→ What you are asked to do:
All of the data should be copied exactly, with the pictures left out.

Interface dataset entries
————————

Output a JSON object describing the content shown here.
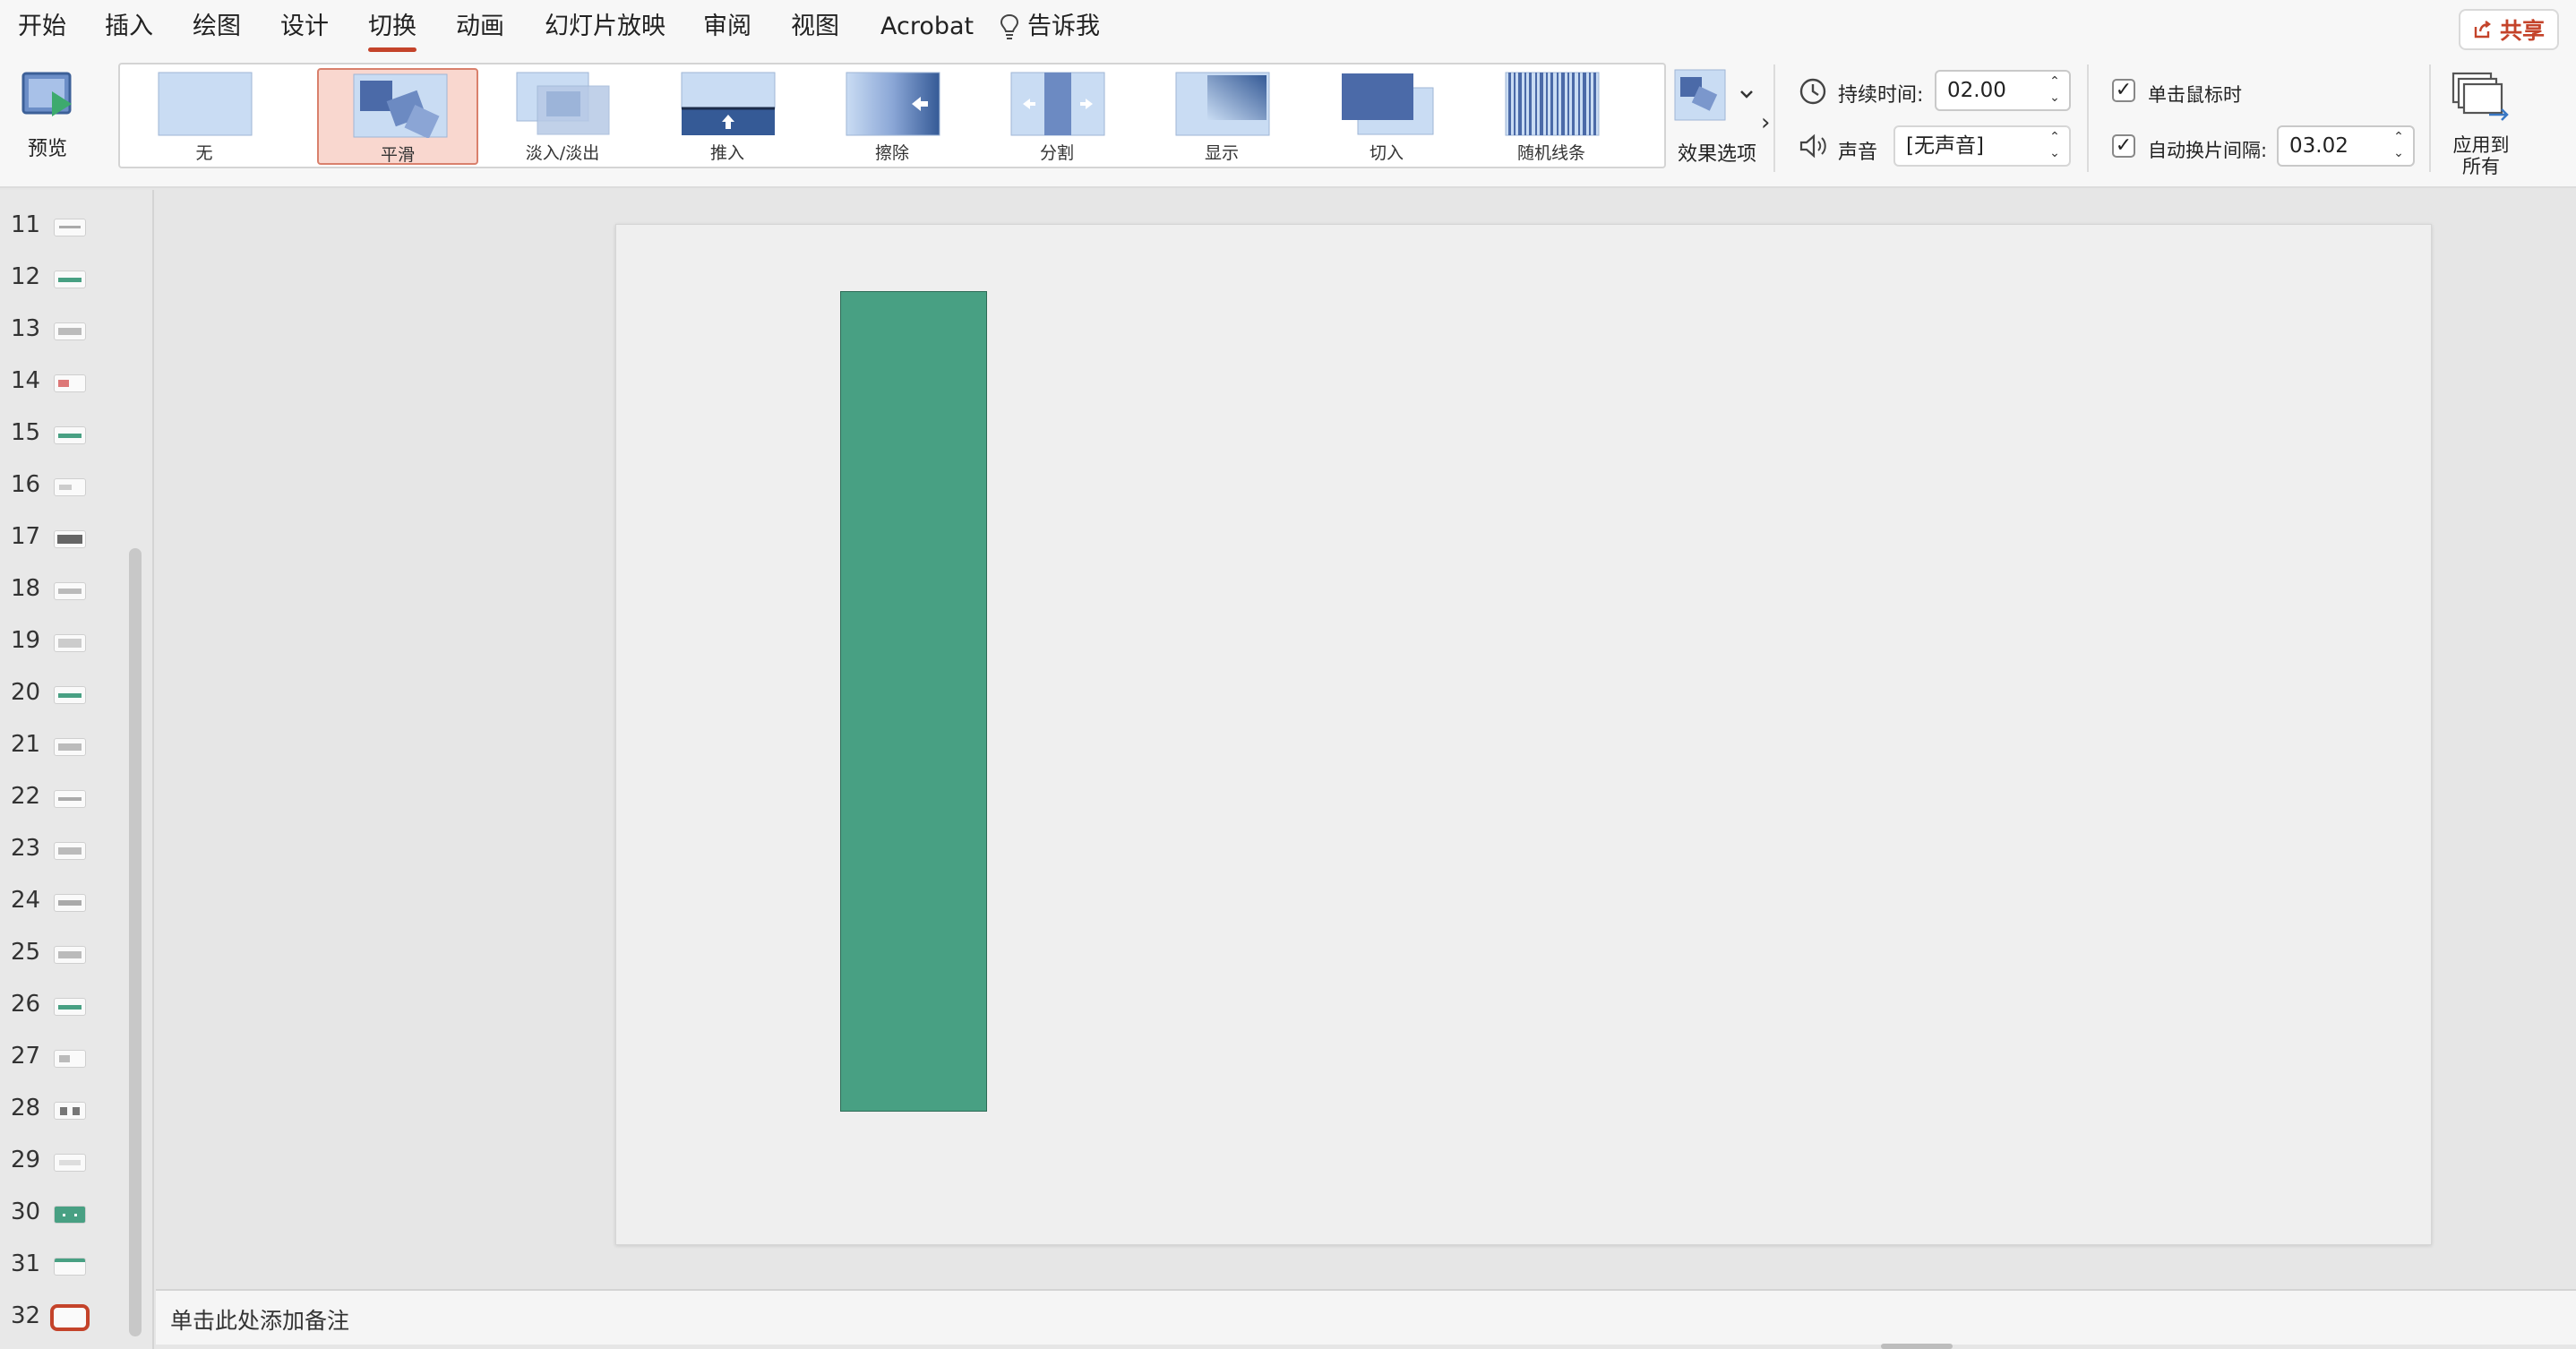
{
  "ribbon_tabs": [
    "开始",
    "插入",
    "绘图",
    "设计",
    "切换",
    "动画",
    "幻灯片放映",
    "审阅",
    "视图",
    "Acrobat"
  ],
  "active_tab": "切换",
  "tell_me": "告诉我",
  "share_label": "共享",
  "preview_label": "预览",
  "transitions": [
    {
      "label": "无",
      "icon": "none-transition-icon"
    },
    {
      "label": "平滑",
      "icon": "morph-transition-icon"
    },
    {
      "label": "淡入/淡出",
      "icon": "fade-transition-icon"
    },
    {
      "label": "推入",
      "icon": "push-transition-icon"
    },
    {
      "label": "擦除",
      "icon": "wipe-transition-icon"
    },
    {
      "label": "分割",
      "icon": "split-transition-icon"
    },
    {
      "label": "显示",
      "icon": "reveal-transition-icon"
    },
    {
      "label": "切入",
      "icon": "cut-transition-icon"
    },
    {
      "label": "随机线条",
      "icon": "random-bars-transition-icon"
    }
  ],
  "selected_transition": "平滑",
  "effect_options_label": "效果选项",
  "duration": {
    "label": "持续时间:",
    "value": "02.00"
  },
  "sound": {
    "label": "声音",
    "value": "[无声音]"
  },
  "on_click": {
    "label": "单击鼠标时",
    "checked": true
  },
  "auto_advance": {
    "label": "自动换片间隔:",
    "value": "03.02",
    "checked": true
  },
  "apply_all": {
    "line1": "应用到",
    "line2": "所有"
  },
  "slides": [
    {
      "num": "11"
    },
    {
      "num": "12"
    },
    {
      "num": "13"
    },
    {
      "num": "14"
    },
    {
      "num": "15"
    },
    {
      "num": "16"
    },
    {
      "num": "17"
    },
    {
      "num": "18"
    },
    {
      "num": "19"
    },
    {
      "num": "20"
    },
    {
      "num": "21"
    },
    {
      "num": "22"
    },
    {
      "num": "23"
    },
    {
      "num": "24"
    },
    {
      "num": "25"
    },
    {
      "num": "26"
    },
    {
      "num": "27"
    },
    {
      "num": "28"
    },
    {
      "num": "29"
    },
    {
      "num": "30"
    },
    {
      "num": "31"
    },
    {
      "num": "32"
    }
  ],
  "current_slide": "32",
  "slide_shape_color": "#48a083",
  "accent_color": "#c4432a",
  "notes_placeholder": "单击此处添加备注"
}
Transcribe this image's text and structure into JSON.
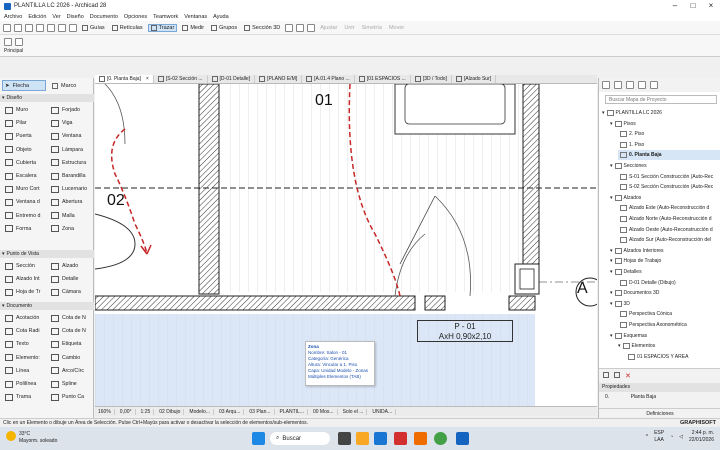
{
  "window": {
    "title": "PLANTILLA LC 2026 - Archicad 28"
  },
  "menu": [
    "Archivo",
    "Edición",
    "Ver",
    "Diseño",
    "Documento",
    "Opciones",
    "Teamwork",
    "Ventanas",
    "Ayuda"
  ],
  "toolbar": {
    "guias": "Guías",
    "reticulas": "Retículas",
    "trazar": "Trazar",
    "medir": "Medir",
    "grupos": "Grupos",
    "seccion3d": "Sección 3D",
    "ajustar": "Ajustar",
    "unir": "Unir",
    "simetria": "Simetría",
    "mover": "Mover"
  },
  "principal": "Principal",
  "toolbox": {
    "flecha": "Flecha",
    "marco": "Marco",
    "sections": [
      {
        "title": "Diseño",
        "tools": [
          "Muro",
          "Forjado",
          "Pilar",
          "Viga",
          "Puerta",
          "Ventana",
          "Objeto",
          "Lámpara",
          "Cubierta",
          "Estructura",
          "Escalera",
          "Barandilla",
          "Muro Cort",
          "Lucernario",
          "Ventana d",
          "Abertura",
          "Entremo d",
          "Malla",
          "Forma",
          "Zona"
        ]
      },
      {
        "title": "Punto de Vista",
        "tools": [
          "Sección",
          "Alzado",
          "Alzado Int",
          "Detalle",
          "Hoja de Tr",
          "Cámara"
        ]
      },
      {
        "title": "Documento",
        "tools": [
          "Acotación",
          "Cota de N",
          "Cota Radi",
          "Cota de N",
          "Texto",
          "Etiqueta",
          "Elemento:",
          "Cambio",
          "Línea",
          "Arco/Círc",
          "Polilínea",
          "Spline",
          "Trama",
          "Punto Ca"
        ]
      }
    ]
  },
  "tabs": [
    "[0. Planta Baja]",
    "[S-02 Sección ...",
    "[D-01 Detalle]",
    "[PLANO E/M]",
    "[A.01.4 Plano ...",
    "[01 ESPACIOS ...",
    "[3D / Todo]",
    "[Alzado Sur]"
  ],
  "canvas": {
    "room1": "01",
    "room2": "02",
    "marker": "A",
    "tag_line1": "P - 01",
    "tag_line2": "AxH  0,90x2,10"
  },
  "tooltip": {
    "title": "Zona",
    "lines": [
      "Nombre: Salon - 01",
      "Categoría: Genérica",
      "Altura: Vincular a 1. Piso",
      "Capa: Unidad Modelo - Zonas",
      "Múltiples Elementos (TAB)"
    ]
  },
  "viewbar": [
    "160%",
    "0,00°",
    "1:25",
    "02 Dibujo",
    "Modelo...",
    "03 Arqu...",
    "03 Plan...",
    "PLANTIL...",
    "00 Mos...",
    "Solo el ...",
    "UNIDA..."
  ],
  "navigator": {
    "search_placeholder": "Buscar Mapa de Proyecto",
    "tree": [
      {
        "label": "PLANTILLA LC 2026",
        "level": 0
      },
      {
        "label": "Pisos",
        "level": 1
      },
      {
        "label": "2. Piso",
        "level": 2
      },
      {
        "label": "1. Piso",
        "level": 2
      },
      {
        "label": "0. Planta Baja",
        "level": 2,
        "selected": true
      },
      {
        "label": "Secciones",
        "level": 1
      },
      {
        "label": "S-01 Sección Construcción (Auto-Rec",
        "level": 2
      },
      {
        "label": "S-02 Sección Construcción (Auto-Rec",
        "level": 2
      },
      {
        "label": "Alzados",
        "level": 1
      },
      {
        "label": "Alzado Este (Auto-Reconstrucción d",
        "level": 2
      },
      {
        "label": "Alzado Norte (Auto-Reconstrucción d",
        "level": 2
      },
      {
        "label": "Alzado Oeste (Auto-Reconstrucción d",
        "level": 2
      },
      {
        "label": "Alzado Sur (Auto-Reconstrucción del",
        "level": 2
      },
      {
        "label": "Alzados Interiores",
        "level": 1
      },
      {
        "label": "Hojas de Trabajo",
        "level": 1
      },
      {
        "label": "Detalles",
        "level": 1
      },
      {
        "label": "D-01 Detalle (Dibujo)",
        "level": 2
      },
      {
        "label": "Documentos 3D",
        "level": 1
      },
      {
        "label": "3D",
        "level": 1
      },
      {
        "label": "Perspectiva Cónica",
        "level": 2
      },
      {
        "label": "Perspectiva Axonométrica",
        "level": 2
      },
      {
        "label": "Esquemas",
        "level": 1
      },
      {
        "label": "Elementos",
        "level": 2
      },
      {
        "label": "01 ESPACIOS Y AREA",
        "level": 3
      }
    ],
    "props_title": "Propiedades",
    "props_id": "0.",
    "props_value": "Planta Baja",
    "definitions": "Definiciones"
  },
  "statusline": "Clic en un Elemento o dibuje un Área de Selección. Pulse Ctrl+Mayús para activar o desactivar la selección de elementos/sub-elementos.",
  "brand": "GRAPHISOFT",
  "taskbar": {
    "temp": "33°C",
    "weather": "Mayorm. soleado",
    "search": "Buscar",
    "lang1": "ESP",
    "lang2": "LAA",
    "time": "2:44 p. m.",
    "date": "22/01/2026"
  },
  "colors": {
    "accent": "#1565c0",
    "selection": "#cfe3f7",
    "zone_fill": "#dbe7f7",
    "dashed_red": "#c62828"
  }
}
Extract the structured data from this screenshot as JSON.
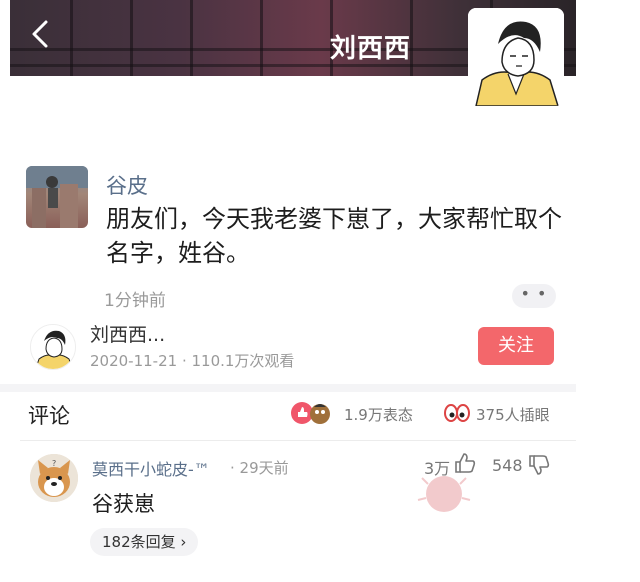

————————

→ Reply:
Output a JSON object describing the content shown here.
{
  "ribbon_tabs": [
    "开始",
    "插入",
    "绘图",
    "设计",
    "切换",
    "动画",
    "幻灯片放映",
    "审阅",
    "视图",
    "Acrobat"
  ],
  "active_tab": "切换",
  "tell_me": "告诉我",
  "share_label": "共享",
  "preview_label": "预览",
  "transitions": [
    {
      "label": "无",
      "icon": "none-transition-icon"
    },
    {
      "label": "平滑",
      "icon": "morph-transition-icon"
    },
    {
      "label": "淡入/淡出",
      "icon": "fade-transition-icon"
    },
    {
      "label": "推入",
      "icon": "push-transition-icon"
    },
    {
      "label": "擦除",
      "icon": "wipe-transition-icon"
    },
    {
      "label": "分割",
      "icon": "split-transition-icon"
    },
    {
      "label": "显示",
      "icon": "reveal-transition-icon"
    },
    {
      "label": "切入",
      "icon": "cut-transition-icon"
    },
    {
      "label": "随机线条",
      "icon": "random-bars-transition-icon"
    }
  ],
  "selected_transition": "平滑",
  "effect_options_label": "效果选项",
  "duration": {
    "label": "持续时间:",
    "value": "02.00"
  },
  "sound": {
    "label": "声音",
    "value": "[无声音]"
  },
  "on_click": {
    "label": "单击鼠标时",
    "checked": true
  },
  "auto_advance": {
    "label": "自动换片间隔:",
    "value": "03.02",
    "checked": true
  },
  "apply_all": {
    "line1": "应用到",
    "line2": "所有"
  },
  "slides": [
    {
      "num": "11"
    },
    {
      "num": "12"
    },
    {
      "num": "13"
    },
    {
      "num": "14"
    },
    {
      "num": "15"
    },
    {
      "num": "16"
    },
    {
      "num": "17"
    },
    {
      "num": "18"
    },
    {
      "num": "19"
    },
    {
      "num": "20"
    },
    {
      "num": "21"
    },
    {
      "num": "22"
    },
    {
      "num": "23"
    },
    {
      "num": "24"
    },
    {
      "num": "25"
    },
    {
      "num": "26"
    },
    {
      "num": "27"
    },
    {
      "num": "28"
    },
    {
      "num": "29"
    },
    {
      "num": "30"
    },
    {
      "num": "31"
    },
    {
      "num": "32"
    }
  ],
  "current_slide": "32",
  "slide_shape_color": "#48a083",
  "accent_color": "#c4432a",
  "notes_placeholder": "单击此处添加备注"
}
Transcribe this image's text and structure into JSON.
{
  "window": {
    "title": "PLANTILLA LC 2026 - Archicad 28"
  },
  "menu": [
    "Archivo",
    "Edición",
    "Ver",
    "Diseño",
    "Documento",
    "Opciones",
    "Teamwork",
    "Ventanas",
    "Ayuda"
  ],
  "toolbar": {
    "guias": "Guías",
    "reticulas": "Retículas",
    "trazar": "Trazar",
    "medir": "Medir",
    "grupos": "Grupos",
    "seccion3d": "Sección 3D",
    "ajustar": "Ajustar",
    "unir": "Unir",
    "simetria": "Simetría",
    "mover": "Mover"
  },
  "principal": "Principal",
  "toolbox": {
    "flecha": "Flecha",
    "marco": "Marco",
    "sections": [
      {
        "title": "Diseño",
        "tools": [
          "Muro",
          "Forjado",
          "Pilar",
          "Viga",
          "Puerta",
          "Ventana",
          "Objeto",
          "Lámpara",
          "Cubierta",
          "Estructura",
          "Escalera",
          "Barandilla",
          "Muro Cort",
          "Lucernario",
          "Ventana d",
          "Abertura",
          "Entremo d",
          "Malla",
          "Forma",
          "Zona"
        ]
      },
      {
        "title": "Punto de Vista",
        "tools": [
          "Sección",
          "Alzado",
          "Alzado Int",
          "Detalle",
          "Hoja de Tr",
          "Cámara"
        ]
      },
      {
        "title": "Documento",
        "tools": [
          "Acotación",
          "Cota de N",
          "Cota Radi",
          "Cota de N",
          "Texto",
          "Etiqueta",
          "Elemento:",
          "Cambio",
          "Línea",
          "Arco/Círc",
          "Polilínea",
          "Spline",
          "Trama",
          "Punto Ca"
        ]
      }
    ]
  },
  "tabs": [
    "[0. Planta Baja]",
    "[S-02 Sección ...",
    "[D-01 Detalle]",
    "[PLANO E/M]",
    "[A.01.4 Plano ...",
    "[01 ESPACIOS ...",
    "[3D / Todo]",
    "[Alzado Sur]"
  ],
  "canvas": {
    "room1": "01",
    "room2": "02",
    "marker": "A",
    "tag_line1": "P - 01",
    "tag_line2": "AxH  0,90x2,10"
  },
  "tooltip": {
    "title": "Zona",
    "lines": [
      "Nombre: Salon - 01",
      "Categoría: Genérica",
      "Altura: Vincular a 1. Piso",
      "Capa: Unidad Modelo - Zonas",
      "Múltiples Elementos (TAB)"
    ]
  },
  "viewbar": [
    "160%",
    "0,00°",
    "1:25",
    "02 Dibujo",
    "Modelo...",
    "03 Arqu...",
    "03 Plan...",
    "PLANTIL...",
    "00 Mos...",
    "Solo el ...",
    "UNIDA..."
  ],
  "navigator": {
    "search_placeholder": "Buscar Mapa de Proyecto",
    "tree": [
      {
        "label": "PLANTILLA LC 2026",
        "level": 0
      },
      {
        "label": "Pisos",
        "level": 1
      },
      {
        "label": "2. Piso",
        "level": 2
      },
      {
        "label": "1. Piso",
        "level": 2
      },
      {
        "label": "0. Planta Baja",
        "level": 2,
        "selected": true
      },
      {
        "label": "Secciones",
        "level": 1
      },
      {
        "label": "S-01 Sección Construcción (Auto-Rec",
        "level": 2
      },
      {
        "label": "S-02 Sección Construcción (Auto-Rec",
        "level": 2
      },
      {
        "label": "Alzados",
        "level": 1
      },
      {
        "label": "Alzado Este (Auto-Reconstrucción d",
        "level": 2
      },
      {
        "label": "Alzado Norte (Auto-Reconstrucción d",
        "level": 2
      },
      {
        "label": "Alzado Oeste (Auto-Reconstrucción d",
        "level": 2
      },
      {
        "label": "Alzado Sur (Auto-Reconstrucción del",
        "level": 2
      },
      {
        "label": "Alzados Interiores",
        "level": 1
      },
      {
        "label": "Hojas de Trabajo",
        "level": 1
      },
      {
        "label": "Detalles",
        "level": 1
      },
      {
        "label": "D-01 Detalle (Dibujo)",
        "level": 2
      },
      {
        "label": "Documentos 3D",
        "level": 1
      },
      {
        "label": "3D",
        "level": 1
      },
      {
        "label": "Perspectiva Cónica",
        "level": 2
      },
      {
        "label": "Perspectiva Axonométrica",
        "level": 2
      },
      {
        "label": "Esquemas",
        "level": 1
      },
      {
        "label": "Elementos",
        "level": 2
      },
      {
        "label": "01 ESPACIOS Y AREA",
        "level": 3
      }
    ],
    "props_title": "Propiedades",
    "props_id": "0.",
    "props_value": "Planta Baja",
    "definitions": "Definiciones"
  },
  "statusline": "Clic en un Elemento o dibuje un Área de Selección. Pulse Ctrl+Mayús para activar o desactivar la selección de elementos/sub-elementos.",
  "brand": "GRAPHISOFT",
  "taskbar": {
    "temp": "33°C",
    "weather": "Mayorm. soleado",
    "search": "Buscar",
    "lang1": "ESP",
    "lang2": "LAA",
    "time": "2:44 p. m.",
    "date": "22/01/2026"
  },
  "colors": {
    "accent": "#1565c0",
    "selection": "#cfe3f7",
    "zone_fill": "#dbe7f7",
    "dashed_red": "#c62828"
  }
}
Extract the structured data from this screenshot as JSON.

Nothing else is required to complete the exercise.